In the fall of 1988 my wife Georgia and I were invited
to give a presentation of self-esteem and peak performance
at a conference in Hong Kong. Since we had never been to the
Far East before, we decided to extend our trip and visit
When we arrived in Bangkok, we decided to take a tour
of the city's most famous Buddhist temples. Along with our
interpreter and driver, Georgia and I visited numerous
Buddhist temples that day, but after a while they all began
to blur in our memories.
However, there was one temple that left an indelible
impression in our hearts and minds. It is called the Temple
of the Golden Buddha. The temple itself is very small,
probably no larger than thirty feet by thirty feet. But as
we entered, we were stunned by the presence of a ten-and-a-
half-foot tall, solid-gold Buddha. It weighs over two-and-a-
half tons and is valued at approximately one hundred and
ninety-six million dollars! It was quite an awesome sight -
the kindly gentle, yet imposing solid-gold Buddha smiling
down at us.
As we immersed ourselves in the normal sightseeing
tasks(taking pictures while oohing and ahhing over the
statue), I walked over to a glass case that contained a
large piece of clay about eight inches thick and twelve
inches wide. Next to the glass case was a typewritten page
describing the history of this magnificent piece of art.
Back in 1957 a group of monks from a monastery had to
relocate a clay Buddha from their temple to a new location.
The monastery was to be relocated to make room for the
development of a highway through Bangkok. When the crane
began to lift the giant idol, the weight of it was so
tremendous that it began to crack. What's more, rain began
to fall. The head monk, who was concerned about damage to
the sacred Buddha, decided to lower the statue back to the
ground and cover it with a large canvas tarp to protect it
from the rain.
Later that evening the head monk went to check on the
Buddha. He shined his flashlight under the tarp to see if
the Buddha was staying dry. As the light reached the crack,
he noticed a little gleam shining back and thought it
strange. As he took a closer look at this gleam of light, he

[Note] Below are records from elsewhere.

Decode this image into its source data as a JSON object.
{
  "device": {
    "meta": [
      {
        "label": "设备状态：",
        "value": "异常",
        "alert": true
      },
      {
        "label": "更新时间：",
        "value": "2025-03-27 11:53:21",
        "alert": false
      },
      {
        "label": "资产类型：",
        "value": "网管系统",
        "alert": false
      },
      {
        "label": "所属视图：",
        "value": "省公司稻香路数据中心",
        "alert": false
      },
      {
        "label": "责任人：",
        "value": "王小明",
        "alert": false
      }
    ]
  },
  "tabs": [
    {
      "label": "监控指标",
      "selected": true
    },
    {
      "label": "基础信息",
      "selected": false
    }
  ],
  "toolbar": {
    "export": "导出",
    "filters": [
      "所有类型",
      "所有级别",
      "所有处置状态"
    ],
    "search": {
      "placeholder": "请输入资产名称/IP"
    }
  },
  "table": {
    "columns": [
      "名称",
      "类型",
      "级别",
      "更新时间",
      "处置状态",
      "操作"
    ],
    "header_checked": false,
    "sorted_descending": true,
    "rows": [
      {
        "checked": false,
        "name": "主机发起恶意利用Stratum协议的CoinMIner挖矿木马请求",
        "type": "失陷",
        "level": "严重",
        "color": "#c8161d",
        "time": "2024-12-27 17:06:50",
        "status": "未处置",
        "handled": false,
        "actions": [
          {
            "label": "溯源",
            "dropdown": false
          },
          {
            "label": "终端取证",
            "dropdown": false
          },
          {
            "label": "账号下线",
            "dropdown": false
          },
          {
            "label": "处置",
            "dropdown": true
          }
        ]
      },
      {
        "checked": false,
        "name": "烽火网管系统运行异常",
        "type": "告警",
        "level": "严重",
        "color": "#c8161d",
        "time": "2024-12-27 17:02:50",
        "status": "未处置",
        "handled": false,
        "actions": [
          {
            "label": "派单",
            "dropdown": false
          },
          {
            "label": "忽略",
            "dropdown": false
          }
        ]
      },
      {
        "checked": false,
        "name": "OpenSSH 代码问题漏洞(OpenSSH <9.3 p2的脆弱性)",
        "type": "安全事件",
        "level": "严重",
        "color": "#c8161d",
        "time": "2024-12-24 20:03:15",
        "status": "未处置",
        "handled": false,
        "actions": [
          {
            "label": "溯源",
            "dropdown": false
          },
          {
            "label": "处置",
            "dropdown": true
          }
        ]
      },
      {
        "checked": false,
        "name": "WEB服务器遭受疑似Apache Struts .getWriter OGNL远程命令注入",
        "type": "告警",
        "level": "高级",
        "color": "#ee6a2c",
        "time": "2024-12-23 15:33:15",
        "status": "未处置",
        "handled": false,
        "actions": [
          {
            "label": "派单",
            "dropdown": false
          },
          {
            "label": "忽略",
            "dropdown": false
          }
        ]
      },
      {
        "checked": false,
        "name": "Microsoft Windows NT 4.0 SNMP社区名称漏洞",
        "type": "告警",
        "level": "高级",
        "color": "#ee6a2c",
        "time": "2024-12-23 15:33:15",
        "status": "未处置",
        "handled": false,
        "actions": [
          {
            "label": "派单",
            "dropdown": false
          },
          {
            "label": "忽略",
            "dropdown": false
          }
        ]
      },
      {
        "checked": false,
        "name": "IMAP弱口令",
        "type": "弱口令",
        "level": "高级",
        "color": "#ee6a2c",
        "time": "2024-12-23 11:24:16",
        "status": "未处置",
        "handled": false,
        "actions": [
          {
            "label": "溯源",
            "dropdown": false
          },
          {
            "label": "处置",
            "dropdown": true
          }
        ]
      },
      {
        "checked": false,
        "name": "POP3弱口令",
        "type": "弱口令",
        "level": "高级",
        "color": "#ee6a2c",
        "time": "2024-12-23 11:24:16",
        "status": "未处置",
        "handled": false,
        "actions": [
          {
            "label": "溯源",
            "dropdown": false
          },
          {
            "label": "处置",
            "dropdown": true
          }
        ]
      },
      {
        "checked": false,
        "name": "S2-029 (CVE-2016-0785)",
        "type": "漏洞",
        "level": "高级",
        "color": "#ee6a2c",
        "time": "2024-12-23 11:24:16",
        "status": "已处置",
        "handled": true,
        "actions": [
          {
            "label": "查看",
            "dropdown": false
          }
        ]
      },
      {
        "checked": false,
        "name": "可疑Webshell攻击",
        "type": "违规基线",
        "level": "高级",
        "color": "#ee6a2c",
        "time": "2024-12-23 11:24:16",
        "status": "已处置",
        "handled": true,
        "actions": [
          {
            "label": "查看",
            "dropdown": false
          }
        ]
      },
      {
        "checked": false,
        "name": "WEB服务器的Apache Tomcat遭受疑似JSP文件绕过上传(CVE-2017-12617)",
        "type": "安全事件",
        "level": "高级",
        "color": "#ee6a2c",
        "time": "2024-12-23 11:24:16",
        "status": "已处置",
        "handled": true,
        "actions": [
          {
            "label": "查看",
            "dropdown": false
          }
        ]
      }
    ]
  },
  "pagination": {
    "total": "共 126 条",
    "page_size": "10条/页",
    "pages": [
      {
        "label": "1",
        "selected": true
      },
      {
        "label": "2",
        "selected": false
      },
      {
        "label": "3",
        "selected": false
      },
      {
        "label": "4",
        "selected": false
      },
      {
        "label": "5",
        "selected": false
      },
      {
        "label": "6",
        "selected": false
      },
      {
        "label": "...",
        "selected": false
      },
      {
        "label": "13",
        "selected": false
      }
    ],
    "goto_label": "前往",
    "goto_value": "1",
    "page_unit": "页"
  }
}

wondered if there might be something underneath the clay. He
went to fetch a chisel and hammer from the monastery and
began to chip away at the clay. As he knocked off shards of
clay, the little gleam grew brighter and bigger. Many hours
of labor went by before the monk stood face to face with the
extraordinary solid-gold Buddha.
Historians believe that several hundred years before
the head monk's discovery, the Burmese army was about to
invade Thailand (then called Siam). The Siamese monks
realizing that their country would soon be attacked, covered
their precious golden Buddha with an outer covering of clay
in order to keep their treasure from being looted by the
Burmese. Unfortunately, it appears that the Burmese
slaughtered all the Siamese monks, and the well-kept secret
of the golden Buddha remained intact until that fateful day
As we flew home on Cathay Pacific Airlines I began to
think to myself, "We are all like the clay Buddha covered
with a shell of hardness created out of fear, and yet
underneath each of us is a 'golden Buddha,' a 'golden
Christ' or a 'golden essence,' which is our real self.
Somewhere along the way, between the ages of two and nine,
we begin to cover up our 'golden essence,' our natural self.
Much like the monk with the hammer and the chisel, our task
now is to discover our true essence once again."